The home appliance sector pursues circularity throughout the entire products’ lifecycle. The routes to circularity are many. In the EU, a circular economy that works for its citizens must build on a coherent EU policy framework that pursues a higher degree of sustainability, while preserving the Single Market, promoting industrial competition and innovation.

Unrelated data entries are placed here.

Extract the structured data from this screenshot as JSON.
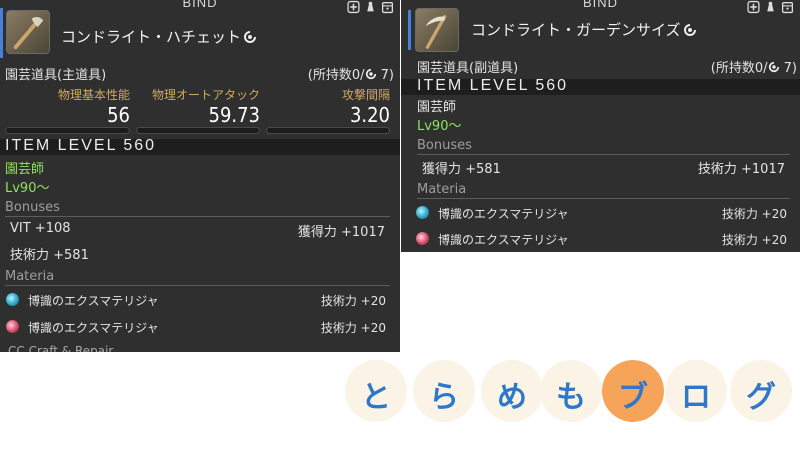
{
  "left": {
    "bind": "BIND",
    "item_name": "コンドライト・ハチェット",
    "category": "園芸道具(主道具)",
    "possession": "(所持数0/",
    "possession_count": "7)",
    "stats": [
      {
        "label": "物理基本性能",
        "value": "56"
      },
      {
        "label": "物理オートアタック",
        "value": "59.73"
      },
      {
        "label": "攻撃間隔",
        "value": "3.20"
      }
    ],
    "item_level": "ITEM LEVEL 560",
    "job": "園芸師",
    "level": "Lv90〜",
    "bonuses_header": "Bonuses",
    "bonuses": [
      {
        "left": "VIT +108",
        "right": "獲得力 +1017"
      },
      {
        "left": "技術力 +581",
        "right": ""
      }
    ],
    "materia_header": "Materia",
    "materia": [
      {
        "name": "博識のエクスマテリジャ",
        "effect": "技術力 +20",
        "color": "#2aa5c7"
      },
      {
        "name": "博識のエクスマテリジャ",
        "effect": "技術力 +20",
        "color": "#d64a6a"
      }
    ],
    "cut_off_text": "CC Craft & Repair"
  },
  "right": {
    "bind": "BIND",
    "item_name": "コンドライト・ガーデンサイズ",
    "category": "園芸道具(副道具)",
    "possession": "(所持数0/",
    "possession_count": "7)",
    "item_level": "ITEM LEVEL 560",
    "job": "園芸師",
    "level": "Lv90〜",
    "bonuses_header": "Bonuses",
    "bonuses": [
      {
        "left": "獲得力 +581",
        "right": "技術力 +1017"
      }
    ],
    "materia_header": "Materia",
    "materia": [
      {
        "name": "博識のエクスマテリジャ",
        "effect": "技術力 +20",
        "color": "#2aa5c7"
      },
      {
        "name": "博識のエクスマテリジャ",
        "effect": "技術力 +20",
        "color": "#d64a6a"
      }
    ]
  },
  "brand": {
    "chars": [
      "と",
      "ら",
      "め",
      "も",
      "ブ",
      "ロ",
      "グ"
    ],
    "highlight_color": "#f6a45a",
    "text_color": "#2d78c8"
  },
  "icons": [
    "plus-icon",
    "glamour-icon",
    "armoire-icon",
    "element-swirl-icon",
    "hatchet-icon",
    "scythe-icon"
  ]
}
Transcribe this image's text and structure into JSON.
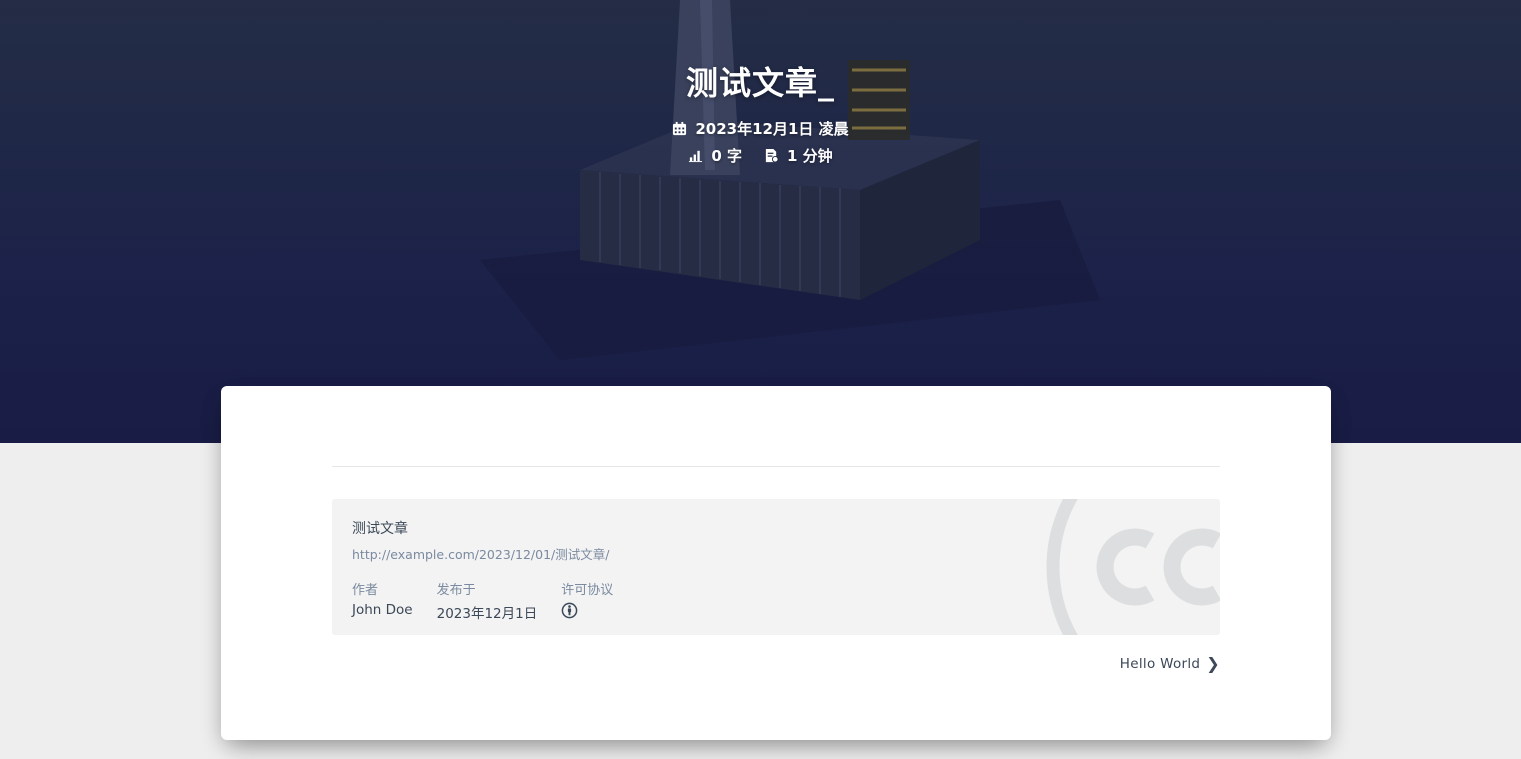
{
  "banner": {
    "title": "测试文章_",
    "date": "2023年12月1日 凌晨",
    "word_count": "0 字",
    "read_time": "1 分钟",
    "icons": {
      "date": "calendar-icon",
      "words": "bar-chart-icon",
      "time": "document-icon"
    }
  },
  "license": {
    "post_title": "测试文章",
    "post_link": "http://example.com/2023/12/01/测试文章/",
    "author_label": "作者",
    "author": "John Doe",
    "published_label": "发布于",
    "published": "2023年12月1日",
    "license_label": "许可协议",
    "license_icon": "cc-by-icon",
    "watermark_icon": "creative-commons-icon"
  },
  "nav": {
    "next_label": "Hello World",
    "next_icon": "chevron-right-icon"
  },
  "colors": {
    "banner_top": "#242d45",
    "banner_bottom": "#191d45",
    "page_bg": "#eeeeee",
    "license_bg": "#f2f3f2",
    "text": "#3c4858",
    "muted": "#7b8aa0"
  }
}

Over the last decades, home appliances have delivered increasingly higher efficiency standards, not only at the user phase. Circularity, in fact, is enhanced throughout all the life stages of a device: it starts with raw materials followed by the design of the product, through production, use and consumption, repair, and recycling. At this latter stage, recycled waste is injected back into the economy as a secondary raw material and the cycle begins again. In a circular economy, products serve their purpose for as long as possible and then are turned into other home appliances or different tools including benches or bicycles, continuing to offer a service to users. There are a variety of ways to drive resource efficiency and manufacture sustainable products that advance the circular economy: targeting at-source material efficiency, for instance by reducing the quantity of material used in the creation of products, increasing the efficiency of products during their use phase, using more sustainable materials, designing for durability and repair as well as for recovery. Moreover, a whole new range of sustainable alternatives such as product-as-service models and digital solutions, for instance, are underway and can contribute to a better quality of life, innovative jobs and upgraded knowledge and skills. These new sustainable goods, services and businesses, together with traditional sales models, can contribute to foster more sustainable consumption patterns.

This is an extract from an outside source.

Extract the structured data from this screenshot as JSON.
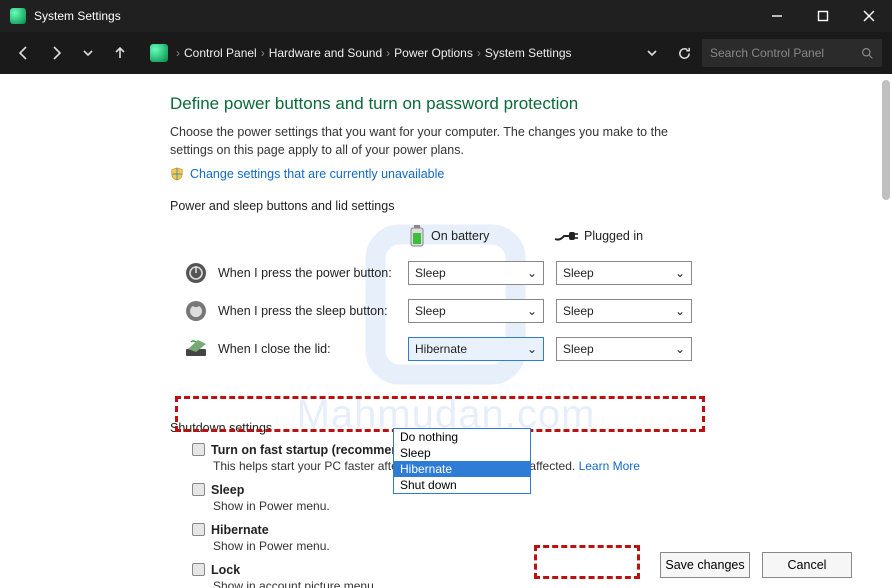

Long lasting products reduce resource consumption and waste. Product durability is a key aspect to consider, it is a central element of Europe’s approach towards circularity, and it is fully supported by the home appliance sector. It is also in the interest of manufacturers to sell products that last, as their brand reputation could be at stake. Therefore, enhancing products’ durability is a desirable goal for all.
With regards to the repair phase, home appliances are repairable today. According to data collected from the membership of APPLiA – a Brussels-based trade association that provides a single, consensual voice for the home appliance industry in Europe – 91% of requests to manufacturers for a repair of a product resulted in an actual repair in 2018. In this context, consumer protection and safety are key elements for maintaining trust with consumers and not to jeopardize efforts for implementation of the circular economy. It is not enough for a product to be repaired; it must be repaired right. In fact, the repair of products needs appropriate technical skills that most consumers or non-professional repairers do not have. If an appliance is not properly repaired, and safety testing procedures are not respected, consumer safety within the home could be indeed compromised.
A circular culture
At the recycling stage, there are gaps to be closed. Today, 90% of the materials coming from the officially collected appliances, when they have reached their end of life, are recovered, recycled and ready to enter again into manufacturing loops. For this to happen all waste would need to be effectively tracked and reported. However, two-thirds of precious resources remain undocumented and is not coming back into material loops as secondary raw material, making it unclear how this waste is collected and thereafter treated. The waste market should set the right requirements ensuring that all waste is correctly collected, reported, and treated, providing a sufficient competitive economic environment for all involved actors.
All of this builds up what APPLiA calls a “circular culture”. Achieving it entails a circular process as applied through all the life stages of appliances. With the purpose of facilitating its implementation, APPLiA has developed a main website for the public, providing several supportive information and guiding EU citizens through the product’s lifecycle, building upon concrete data. With this culture are the heart of its processes, the Association continues to play an active role in making products placed on the EU market more sustainable.